TASK OBJECTIVE: Scan the listing below and copy every line holding "icon".

DATA FOR THIS EXERCISE:

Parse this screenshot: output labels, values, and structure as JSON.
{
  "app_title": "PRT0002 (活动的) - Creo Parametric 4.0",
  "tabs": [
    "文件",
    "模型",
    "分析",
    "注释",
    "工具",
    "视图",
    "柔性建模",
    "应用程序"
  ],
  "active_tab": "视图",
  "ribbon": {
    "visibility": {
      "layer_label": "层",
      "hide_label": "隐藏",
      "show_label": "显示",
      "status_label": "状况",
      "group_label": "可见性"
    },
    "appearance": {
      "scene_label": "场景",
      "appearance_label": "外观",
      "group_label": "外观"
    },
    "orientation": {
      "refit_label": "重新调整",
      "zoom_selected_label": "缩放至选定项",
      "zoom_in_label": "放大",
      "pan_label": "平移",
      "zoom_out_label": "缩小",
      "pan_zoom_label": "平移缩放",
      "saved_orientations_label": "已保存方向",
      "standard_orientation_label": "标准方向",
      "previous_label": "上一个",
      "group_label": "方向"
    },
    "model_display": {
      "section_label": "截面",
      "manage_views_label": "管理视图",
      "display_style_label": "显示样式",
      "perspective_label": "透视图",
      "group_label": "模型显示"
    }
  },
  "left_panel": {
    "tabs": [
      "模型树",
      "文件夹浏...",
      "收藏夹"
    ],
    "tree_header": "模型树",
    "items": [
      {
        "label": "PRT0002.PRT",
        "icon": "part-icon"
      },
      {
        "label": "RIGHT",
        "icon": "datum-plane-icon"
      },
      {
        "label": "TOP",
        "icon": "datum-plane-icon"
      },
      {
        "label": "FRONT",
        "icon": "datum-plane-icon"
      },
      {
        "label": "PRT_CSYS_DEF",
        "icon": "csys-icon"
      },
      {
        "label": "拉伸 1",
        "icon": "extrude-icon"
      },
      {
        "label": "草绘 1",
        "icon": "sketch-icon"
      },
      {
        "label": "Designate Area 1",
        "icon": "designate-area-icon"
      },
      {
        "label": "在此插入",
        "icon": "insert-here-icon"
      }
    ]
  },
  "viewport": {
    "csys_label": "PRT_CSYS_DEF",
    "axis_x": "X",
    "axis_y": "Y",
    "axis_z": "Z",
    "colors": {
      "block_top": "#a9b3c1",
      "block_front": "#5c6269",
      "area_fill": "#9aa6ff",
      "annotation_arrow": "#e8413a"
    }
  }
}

EXPECTED ANSWER:
        "icon": "part-icon"
        "icon": "datum-plane-icon"
        "icon": "datum-plane-icon"
        "icon": "datum-plane-icon"
        "icon": "csys-icon"
        "icon": "extrude-icon"
        "icon": "sketch-icon"
        "icon": "designate-area-icon"
        "icon": "insert-here-icon"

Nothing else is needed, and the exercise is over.